Research References
1. SYED I. AND MOHAMMED A. IMMUNOMODULATORY ACTIVITY OF ACACIA CATECHU Indian J Physiol Pharmacol 2009; 53(1):25–33 2. GAYATHRI DEVI V., ANITHA J., SREEKALA DEVI R. and PRABHAKARAN V. A. PHARMACOGNOSTICAL STUDIES ON ACACIA CATECHU WILLD AND IDENTIFICATION OF ANTIOXIDANT PRINCIPLES International Journal of Pharmacy and Pharmaceutical Sciences (3)2, 2011 3. LAKSHMI.T., GEETHA R.V. and ANITHA R. In Vitro Anti Bacterial Activity of Ethanolic Bark Extract of Acacia catechu Willd against Enteric Pathogens Int. J. Drug Dev. & Res., 2011, 3(3):328-334 4. GOURI C., SINGH S. P., SINGHO. P. AND ANSHUMAN T. KHADIR (ACACIA CATECHU) A UNIQUE AYURVEDIC REMEDY INDIAN JOURNAL OF RESEARCH (2011)5,1-4 Advance Access publication 27 Feb.2011 5. Nagaraja T.G., Sarang S. V. and Jambhale D. C. Evaluation of anti-mycotic activity of Acacia catechu Willd. (Mimosaceae) Journal of Biopesticides, 1(2):197 - 198 (2008) 6. Anitha R., Lakshmi.
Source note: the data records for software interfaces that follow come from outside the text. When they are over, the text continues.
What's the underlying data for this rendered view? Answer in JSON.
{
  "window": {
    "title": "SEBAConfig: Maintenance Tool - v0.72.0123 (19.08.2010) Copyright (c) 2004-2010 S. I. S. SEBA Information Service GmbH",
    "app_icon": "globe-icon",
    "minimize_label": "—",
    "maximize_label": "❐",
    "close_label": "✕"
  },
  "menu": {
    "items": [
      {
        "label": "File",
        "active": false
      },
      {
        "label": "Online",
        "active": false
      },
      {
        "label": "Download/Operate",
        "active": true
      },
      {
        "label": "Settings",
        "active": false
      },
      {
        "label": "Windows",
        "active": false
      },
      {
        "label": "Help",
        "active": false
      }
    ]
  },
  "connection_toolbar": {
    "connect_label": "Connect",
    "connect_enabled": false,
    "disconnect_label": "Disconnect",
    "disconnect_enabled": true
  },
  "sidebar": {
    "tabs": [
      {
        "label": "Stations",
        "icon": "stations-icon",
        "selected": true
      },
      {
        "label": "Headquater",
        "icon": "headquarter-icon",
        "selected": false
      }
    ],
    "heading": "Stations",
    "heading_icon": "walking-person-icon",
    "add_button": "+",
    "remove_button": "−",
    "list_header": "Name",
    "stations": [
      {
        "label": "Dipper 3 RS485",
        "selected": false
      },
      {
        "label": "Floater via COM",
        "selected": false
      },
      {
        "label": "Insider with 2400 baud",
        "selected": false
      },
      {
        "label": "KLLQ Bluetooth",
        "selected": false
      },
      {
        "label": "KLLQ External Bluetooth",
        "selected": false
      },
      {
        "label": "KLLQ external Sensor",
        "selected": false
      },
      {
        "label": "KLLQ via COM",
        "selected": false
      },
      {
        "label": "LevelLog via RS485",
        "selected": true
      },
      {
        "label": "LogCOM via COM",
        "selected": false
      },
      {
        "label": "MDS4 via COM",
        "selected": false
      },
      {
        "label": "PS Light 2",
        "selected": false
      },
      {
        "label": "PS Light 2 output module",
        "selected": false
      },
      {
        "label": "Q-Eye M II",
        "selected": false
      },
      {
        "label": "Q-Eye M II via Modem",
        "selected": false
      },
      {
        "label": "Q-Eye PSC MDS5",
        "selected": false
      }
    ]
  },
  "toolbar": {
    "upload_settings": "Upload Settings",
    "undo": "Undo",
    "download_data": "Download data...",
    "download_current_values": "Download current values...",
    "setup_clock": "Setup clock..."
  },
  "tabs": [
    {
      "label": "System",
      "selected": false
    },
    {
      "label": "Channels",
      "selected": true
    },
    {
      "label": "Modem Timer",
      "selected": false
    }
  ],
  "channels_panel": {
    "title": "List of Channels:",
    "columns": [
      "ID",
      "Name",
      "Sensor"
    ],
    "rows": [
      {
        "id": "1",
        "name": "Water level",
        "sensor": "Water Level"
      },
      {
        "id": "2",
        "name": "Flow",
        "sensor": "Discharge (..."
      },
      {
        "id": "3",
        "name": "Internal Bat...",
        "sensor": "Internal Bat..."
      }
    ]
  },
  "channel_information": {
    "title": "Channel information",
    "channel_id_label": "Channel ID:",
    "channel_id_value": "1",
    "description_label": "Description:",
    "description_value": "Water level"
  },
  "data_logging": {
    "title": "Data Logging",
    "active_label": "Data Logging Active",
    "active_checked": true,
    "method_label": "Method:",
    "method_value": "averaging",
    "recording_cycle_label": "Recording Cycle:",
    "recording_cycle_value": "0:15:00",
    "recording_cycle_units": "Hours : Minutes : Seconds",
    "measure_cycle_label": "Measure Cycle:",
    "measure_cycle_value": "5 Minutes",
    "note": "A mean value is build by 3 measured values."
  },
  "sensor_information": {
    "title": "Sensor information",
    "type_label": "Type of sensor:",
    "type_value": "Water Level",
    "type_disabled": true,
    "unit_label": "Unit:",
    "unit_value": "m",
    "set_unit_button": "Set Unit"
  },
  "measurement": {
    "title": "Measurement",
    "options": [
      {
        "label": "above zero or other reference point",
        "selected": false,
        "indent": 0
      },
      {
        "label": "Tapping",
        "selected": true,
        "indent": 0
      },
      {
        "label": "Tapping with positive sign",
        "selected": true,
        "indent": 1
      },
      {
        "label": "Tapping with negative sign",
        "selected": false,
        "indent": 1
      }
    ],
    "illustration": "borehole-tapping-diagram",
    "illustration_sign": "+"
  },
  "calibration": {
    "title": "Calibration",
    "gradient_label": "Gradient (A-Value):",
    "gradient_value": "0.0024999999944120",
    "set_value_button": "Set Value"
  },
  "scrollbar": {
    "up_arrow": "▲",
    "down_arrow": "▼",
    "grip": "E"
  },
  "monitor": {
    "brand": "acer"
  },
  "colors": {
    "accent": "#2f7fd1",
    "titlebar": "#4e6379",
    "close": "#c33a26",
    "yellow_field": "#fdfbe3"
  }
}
T. and Geetha R.V. Estimation of Quercetin in Acacia catechu Ethanolic Bark Extract by HPLC method International Journal of PharmTech Research Vol.4, No.1, pp 501-505, Jan-Mar 2012 7. KHATUN M., TALUKDER D. AND HYE AN INSECTICIDAL ACTIVITY OF ACACIA CATECHU BARK EXTRACT AGAINST FOUR STORED PRODUCT PESTS Int. J. Sustain. Crop Prod. 6(1):1-5(April 2011) 8. Srinivas L. D., Kiran L. J., Shivashankaramurthy K. G. and Suryanarayana B. Effect of ethyl acetate extract of acacia catechu bark (EAAB) on hepatotoxicity induced by carbon tetrachloride in albino rats and its comparison with silymarin Journal of Pharmacy Research 2012,5(5),2773-2777 9. Gulzar A., Manjul P. S., Anita S. and Roshan P. Investigation of anthelmintic, anti-inflammatory activity of leaves extract of Acacia catechu Willd Gulzar Alam et al. / Journal of Pharmacy Research 2012,5(5),2587-2589 10. Sharma R. J., Chaphalkar S. R. and Adsool A.D. Evaluating antioxidant potential, cytotoxicity and intestinal absorption of flavonoids extracted from medicinal plants. International Journal of Biotechnology Applications, 2(1):01-05 11. Baswanth Kumar R. M., Shivalinge G. and Ankit Kumar A. Study of wound healing activity of aqueous and alcoholic bark extracts of Acacia catechu on rats.